Does Delta's First Class Shuttle Cabin Signal The End of Shuttle Flights?
Back in March I reported on the fact that it seems that shuttle flights between cities on the East Coast like New York, Boston, and Washington haven't been faring too well in recent years. Joe Brancatelli who writes the Seat 2B column for Portfolio says that the recent news that Delta will add first-class cabins to its shuttle flights between New York, Boston, and Washington isn't a positive sign; it proves that the shuttles may well be on their way out. The shuttles have become less profitable and the shuttle aircraft which are equipped with standard first- and coach-class cabins can now be used on any flight path. In the 1980s large shuttles used to run every hour and promised no reservations needed. Now the remaining shuttles use smaller aircraft and fly less frequently especially on weekends and non-peak times.

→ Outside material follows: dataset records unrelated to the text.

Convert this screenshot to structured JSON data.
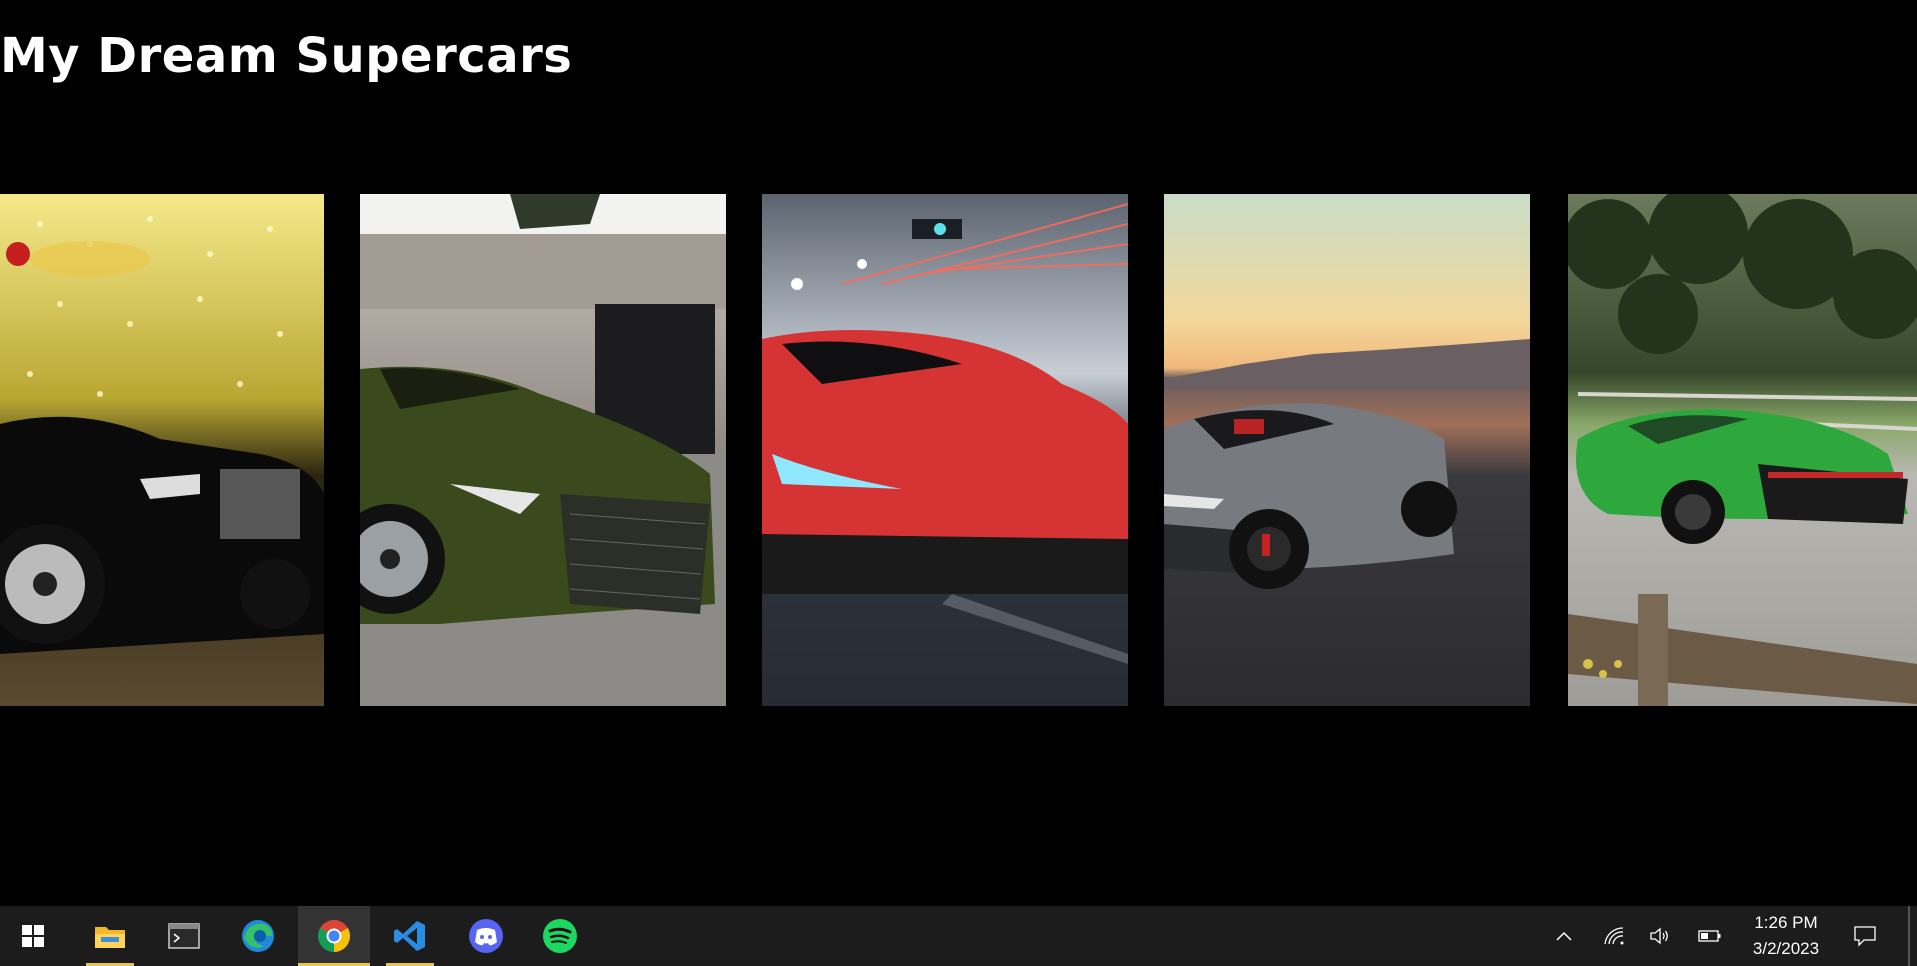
{
  "page": {
    "title": "My Dream Supercars"
  },
  "gallery": {
    "cars": [
      {
        "name": "rolls-royce-black",
        "color": "#0b0b0b",
        "backdrop": "#c9b84a"
      },
      {
        "name": "lexus-lc-green",
        "color": "#3b4a1e",
        "backdrop": "#8a8580"
      },
      {
        "name": "mclaren-red",
        "color": "#d83a3a",
        "backdrop": "#6b7380"
      },
      {
        "name": "acura-nsx-grey",
        "color": "#6e7176",
        "backdrop": "#f0c98a"
      },
      {
        "name": "bugatti-green",
        "color": "#2aa83a",
        "backdrop": "#3e5a2a"
      }
    ]
  },
  "taskbar": {
    "apps": [
      {
        "name": "windows-start-icon",
        "active": false,
        "open": false
      },
      {
        "name": "file-explorer-icon",
        "active": false,
        "open": true
      },
      {
        "name": "terminal-icon",
        "active": false,
        "open": false
      },
      {
        "name": "edge-icon",
        "active": false,
        "open": false
      },
      {
        "name": "chrome-icon",
        "active": true,
        "open": true
      },
      {
        "name": "vscode-icon",
        "active": false,
        "open": true
      },
      {
        "name": "discord-icon",
        "active": false,
        "open": false
      },
      {
        "name": "spotify-icon",
        "active": false,
        "open": false
      }
    ],
    "tray": {
      "icons": [
        "chevron-up-icon",
        "wifi-icon",
        "volume-icon",
        "battery-icon"
      ],
      "time": "1:26 PM",
      "date": "3/2/2023"
    },
    "accent": "#e8c54a"
  }
}
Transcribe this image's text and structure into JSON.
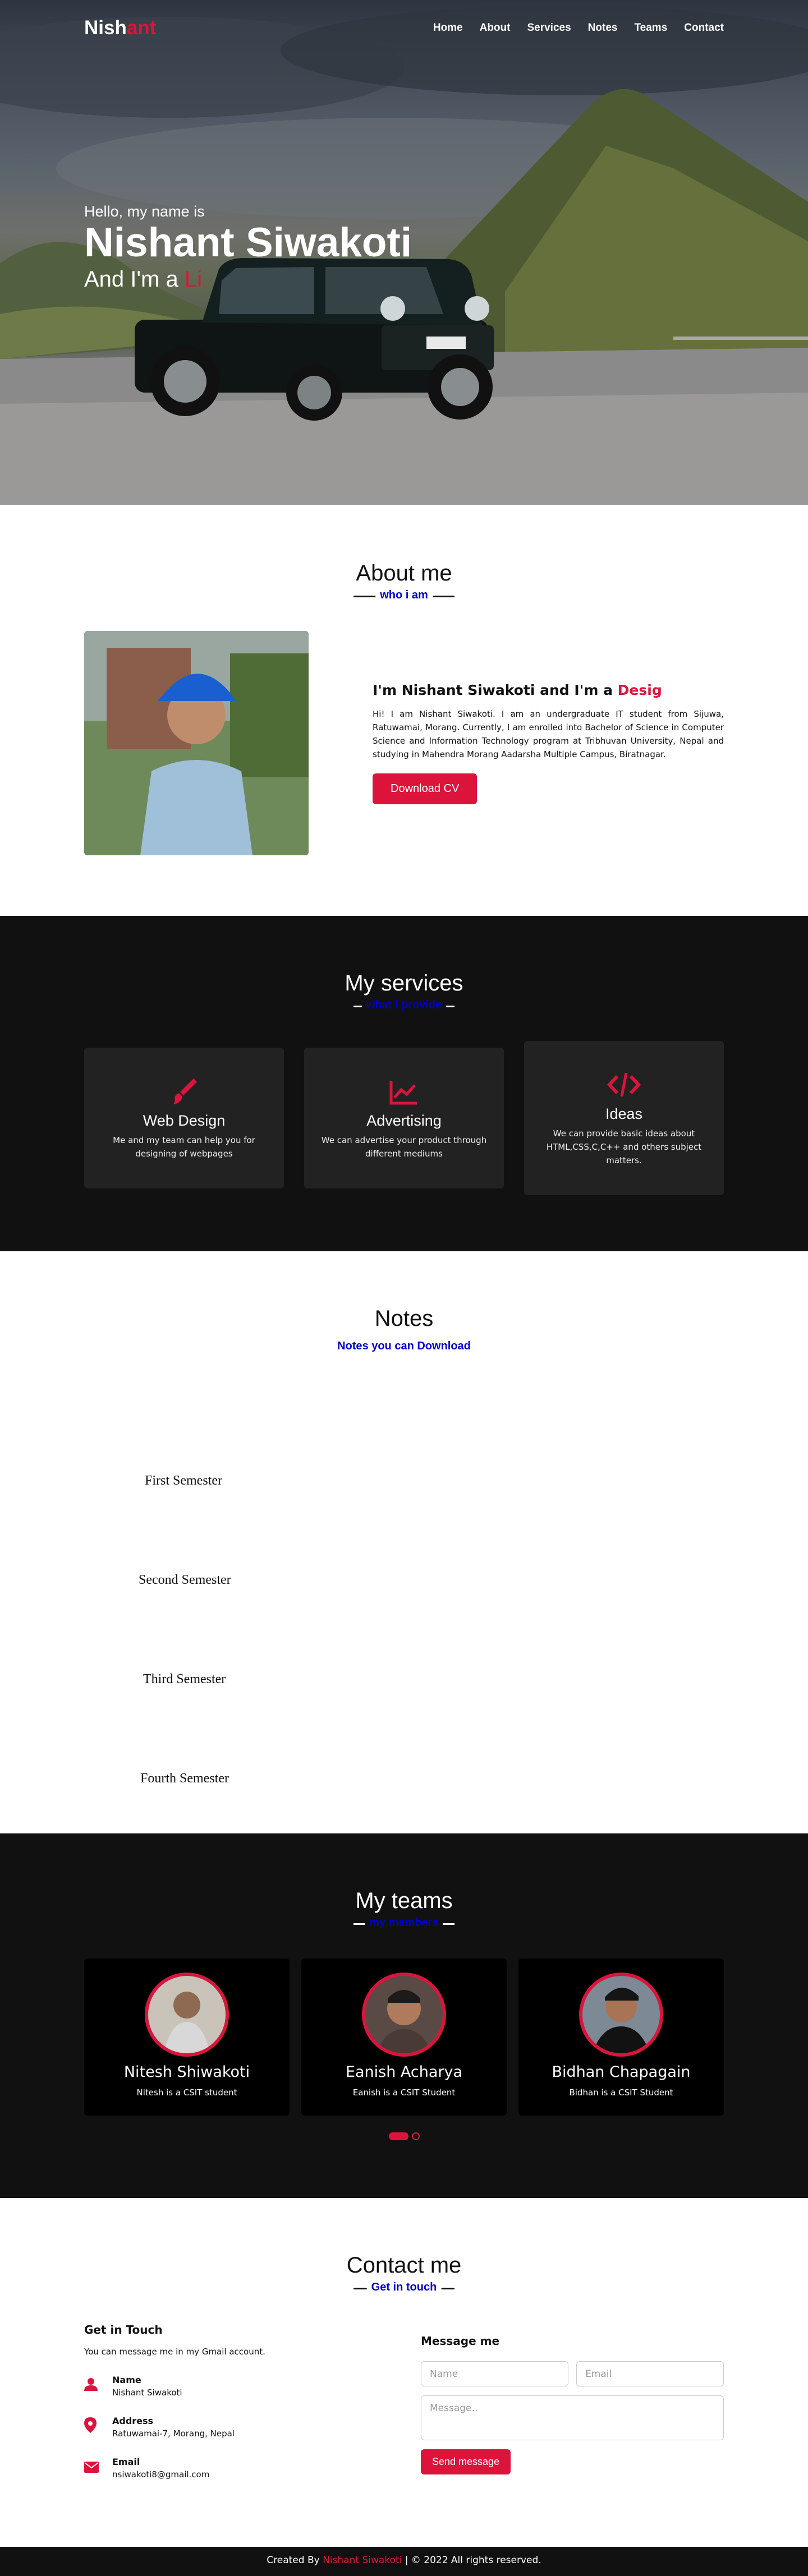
{
  "nav": {
    "logo_main": "Nish",
    "logo_accent": "ant",
    "items": [
      "Home",
      "About",
      "Services",
      "Notes",
      "Teams",
      "Contact"
    ]
  },
  "home": {
    "greeting": "Hello, my name is",
    "name": "Nishant Siwakoti",
    "role_prefix": "And I'm a",
    "role_typing": "Li"
  },
  "about": {
    "title": "About me",
    "subtitle": "who i am",
    "headline_prefix": "I'm Nishant Siwakoti and I'm a",
    "headline_typing": "Desig",
    "paragraph": "Hi! I am Nishant Siwakoti. I am an undergraduate IT student from Sijuwa, Ratuwamai, Morang. Currently, I am enrolled into Bachelor of Science in Computer Science and Information Technology program at Tribhuvan University, Nepal and studying in Mahendra Morang Aadarsha Multiple Campus, Biratnagar.",
    "button": "Download CV"
  },
  "services": {
    "title": "My services",
    "subtitle": "what i provide",
    "cards": [
      {
        "icon": "paintbrush-icon",
        "title": "Web Design",
        "text": "Me and my team can help you for designing of webpages"
      },
      {
        "icon": "chart-line-icon",
        "title": "Advertising",
        "text": "We can advertise your product through different mediums"
      },
      {
        "icon": "code-icon",
        "title": "Ideas",
        "text": "We can provide basic ideas about HTML,CSS,C,C++ and others subject matters."
      }
    ]
  },
  "notes": {
    "title": "Notes",
    "subtitle": "Notes you can Download",
    "semesters": [
      "First Semester",
      "Second Semester",
      "Third Semester",
      "Fourth Semester"
    ]
  },
  "teams": {
    "title": "My teams",
    "subtitle": "my members",
    "members": [
      {
        "name": "Nitesh Shiwakoti",
        "role": "Nitesh is a CSIT student"
      },
      {
        "name": "Eanish Acharya",
        "role": "Eanish is a CSIT Student"
      },
      {
        "name": "Bidhan Chapagain",
        "role": "Bidhan is a CSIT Student"
      }
    ]
  },
  "contact": {
    "title": "Contact me",
    "subtitle": "Get in touch",
    "left_title": "Get in Touch",
    "intro": "You can message me in my Gmail account.",
    "rows": [
      {
        "icon": "user-icon",
        "label": "Name",
        "value": "Nishant Siwakoti"
      },
      {
        "icon": "map-marker-icon",
        "label": "Address",
        "value": "Ratuwamai-7, Morang, Nepal"
      },
      {
        "icon": "envelope-icon",
        "label": "Email",
        "value": "nsiwakoti8@gmail.com"
      }
    ],
    "right_title": "Message me",
    "name_placeholder": "Name",
    "email_placeholder": "Email",
    "message_placeholder": "Message..",
    "send_button": "Send message"
  },
  "footer": {
    "prefix": "Created By",
    "author": "Nishant Siwakoti",
    "suffix": "| © 2022 All rights reserved."
  },
  "colors": {
    "accent": "#dc143c",
    "subtitle": "#0000cd",
    "dark": "#111111",
    "card": "#222222"
  }
}
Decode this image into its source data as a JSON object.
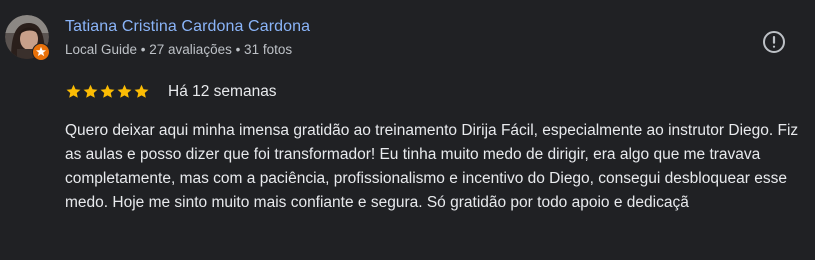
{
  "review": {
    "author_name": "Tatiana Cristina Cardona Cardona",
    "author_meta": "Local Guide • 27 avaliações • 31 fotos",
    "rating": 5,
    "rating_max": 5,
    "time_ago": "Há 12 semanas",
    "text": "Quero deixar aqui minha imensa gratidão ao treinamento Dirija Fácil, especialmente ao instrutor Diego. Fiz as aulas e posso dizer que foi transformador! Eu tinha muito medo de dirigir, era algo que me travava completamente, mas com a paciência, profissionalismo e incentivo do Diego, consegui desbloquear esse medo. Hoje me sinto muito mais confiante e segura. Só gratidão por todo apoio e dedicaçã"
  },
  "icons": {
    "report": "exclamation-circle-icon",
    "star": "star-icon",
    "local_guide_badge": "local-guide-badge-icon"
  },
  "colors": {
    "background": "#202124",
    "name_link": "#8ab4f8",
    "star_fill": "#fbbc04",
    "badge": "#e8710a"
  }
}
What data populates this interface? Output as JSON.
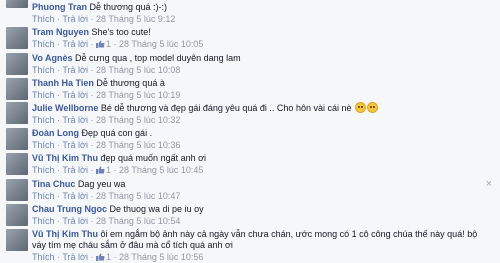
{
  "actions": {
    "like_label": "Thích",
    "reply_label": "Trả lời",
    "dot": "·"
  },
  "comments": [
    {
      "name": "Phuong Tran",
      "text": "Dễ thương quá :)-:)",
      "likes": "",
      "time": "28 Tháng 5 lúc 9:12"
    },
    {
      "name": "Tram Nguyen",
      "text": "She's too cute!",
      "likes": "1",
      "time": "28 Tháng 5 lúc 10:05"
    },
    {
      "name": "Vo Agnès",
      "text": "Dễ cưng qua , top model duyên dang lam",
      "likes": "",
      "time": "28 Tháng 5 lúc 10:08"
    },
    {
      "name": "Thanh Ha Tien",
      "text": "Dễ thương quá à",
      "likes": "",
      "time": "28 Tháng 5 lúc 10:19"
    },
    {
      "name": "Julie Wellborne",
      "text": "Bé dễ thương và đẹp gái đáng yêu quá đi .. Cho hôn vài cái nè",
      "likes": "",
      "time": "28 Tháng 5 lúc 10:32"
    },
    {
      "name": "Đoàn Long",
      "text": "Đẹp quá con gái .",
      "likes": "",
      "time": "28 Tháng 5 lúc 10:36"
    },
    {
      "name": "Vũ Thị Kim Thu",
      "text": "đẹp quá muốn ngất anh ơi",
      "likes": "1",
      "time": "28 Tháng 5 lúc 10:45"
    },
    {
      "name": "Tina Chuc",
      "text": "Dag yeu wa",
      "likes": "",
      "time": "28 Tháng 5 lúc 10:47"
    },
    {
      "name": "Chau Trung Ngoc",
      "text": "De thuog wa di pe iu oy",
      "likes": "",
      "time": "28 Tháng 5 lúc 10:54"
    },
    {
      "name": "Vũ Thị Kim Thu",
      "text": "ôi em ngắm bộ ảnh này cả ngày vẫn chưa chán, ước mong có 1 cô công chúa thế này quá! bộ váy tím mẹ cháu sắm ở đâu mà cổ tích quá anh ơi",
      "likes": "1",
      "time": "28 Tháng 5 lúc 10:56"
    }
  ],
  "close_glyph": "×",
  "colors": {
    "name": "#3b5998",
    "meta": "#9197a3",
    "link": "#6d84b4",
    "background": "#f6f7f9"
  }
}
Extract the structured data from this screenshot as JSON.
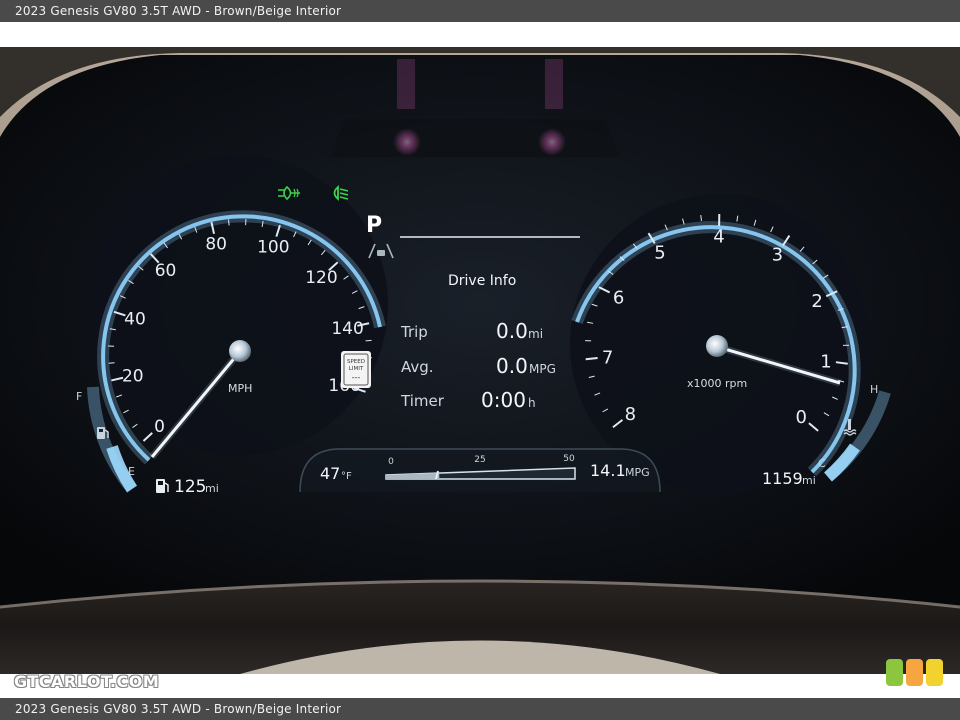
{
  "caption": "2023 Genesis GV80 3.5T AWD - Brown/Beige Interior",
  "watermark": "GTCARLOT.COM",
  "speedometer": {
    "ticks": [
      "0",
      "20",
      "40",
      "60",
      "80",
      "100",
      "120",
      "140",
      "160"
    ],
    "unit": "MPH",
    "range_value": "125",
    "range_unit": "mi",
    "fuel_full": "F",
    "fuel_empty": "E"
  },
  "tachometer": {
    "ticks": [
      "0",
      "1",
      "2",
      "3",
      "4",
      "5",
      "6",
      "7",
      "8"
    ],
    "unit": "x1000 rpm",
    "odometer_value": "1159",
    "odometer_unit": "mi",
    "temp_hot": "H",
    "temp_cold": "C"
  },
  "gear": "P",
  "drive_info": {
    "title": "Drive Info",
    "rows": [
      {
        "label": "Trip",
        "value": "0.0",
        "unit": "mi"
      },
      {
        "label": "Avg.",
        "value": "0.0",
        "unit": "MPG"
      },
      {
        "label": "Timer",
        "value": "0:00",
        "unit": "h"
      }
    ]
  },
  "speed_limit_sign": {
    "line1": "SPEED",
    "line2": "LIMIT",
    "line3": "---"
  },
  "outside_temp": {
    "value": "47",
    "unit": "°F"
  },
  "mpg_gauge": {
    "scale": [
      "0",
      "25",
      "50"
    ],
    "value": "14.1",
    "unit": "MPG",
    "level": 14.1
  },
  "indicator_colors": {
    "beam": "#3cd24a",
    "cluster_blue": "#8fd4ff",
    "pink": "#ff6fd8"
  },
  "logo_colors": [
    "#8cc63f",
    "#f7a541",
    "#f2d22e"
  ]
}
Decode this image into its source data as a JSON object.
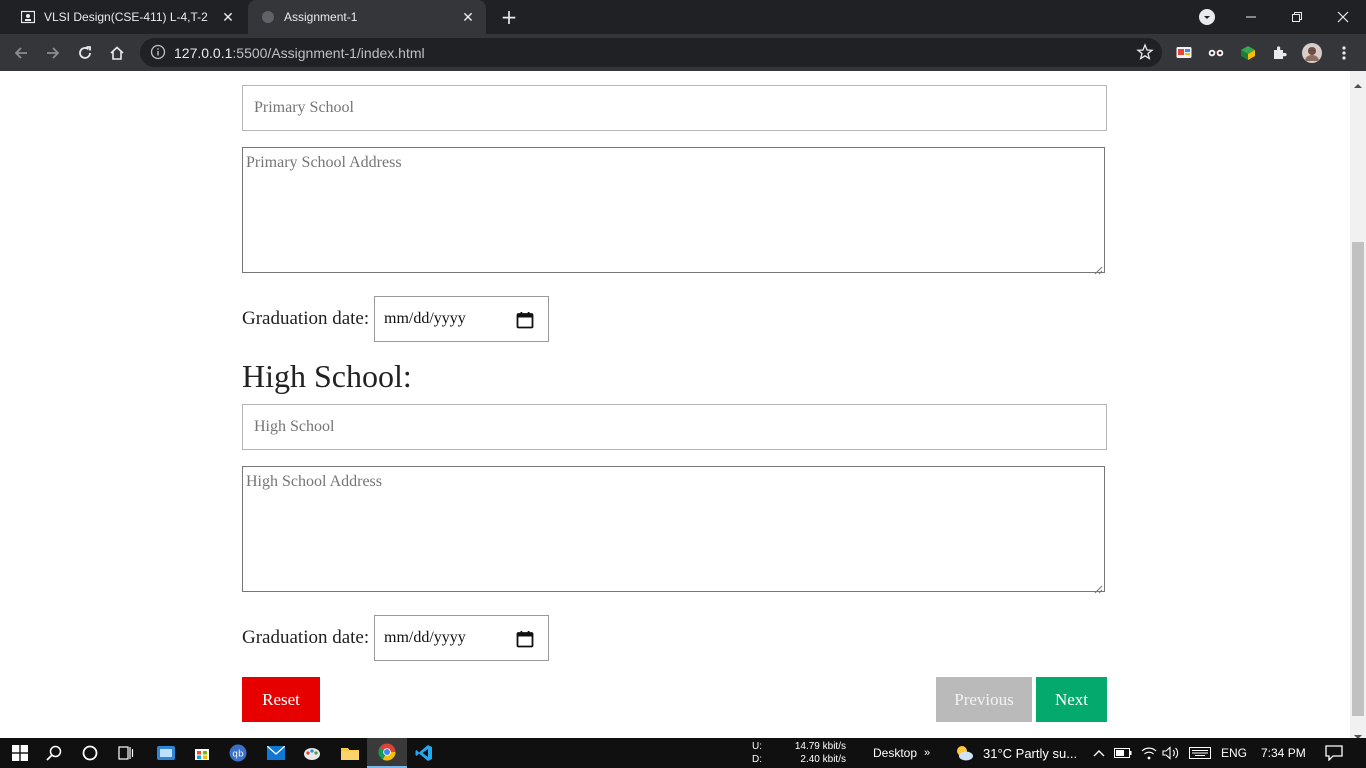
{
  "browser": {
    "tabs": [
      {
        "title": "VLSI Design(CSE-411) L-4,T-2",
        "active": false
      },
      {
        "title": "Assignment-1",
        "active": true
      }
    ],
    "url_host": "127.0.0.1",
    "url_path": ":5500/Assignment-1/index.html"
  },
  "form": {
    "primary": {
      "school_placeholder": "Primary School",
      "address_placeholder": "Primary School Address",
      "grad_label": "Graduation date:",
      "date_placeholder": "mm/dd/yyyy"
    },
    "high": {
      "heading": "High School:",
      "school_placeholder": "High School",
      "address_placeholder": "High School Address",
      "grad_label": "Graduation date:",
      "date_placeholder": "mm/dd/yyyy"
    },
    "buttons": {
      "reset": "Reset",
      "previous": "Previous",
      "next": "Next"
    }
  },
  "taskbar": {
    "net_up_label": "U:",
    "net_up_value": "14.79 kbit/s",
    "net_down_label": "D:",
    "net_down_value": "2.40 kbit/s",
    "desktop_label": "Desktop",
    "weather": "31°C  Partly su...",
    "language": "ENG",
    "time": "7:34 PM"
  },
  "colors": {
    "reset": "#e60000",
    "previous": "#bababa",
    "next": "#04aa6d",
    "chrome_dark": "#202124",
    "chrome_toolbar": "#35363a"
  }
}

Is this the last gasp of the shuttle flight? It certainly seems like it, the rise of technology, the high-speed Acela train, private jet charter services and even luxury bus lines have made shuttle flying less and less attractive. Like Joe Brancatelli, I'm a little nostalgic for the shuttles of my youth but in these days when it seems that hardly any flights go smoothly and airlines are struggling to stay afloat it seems like the shuttle is an idea whose time is long gone.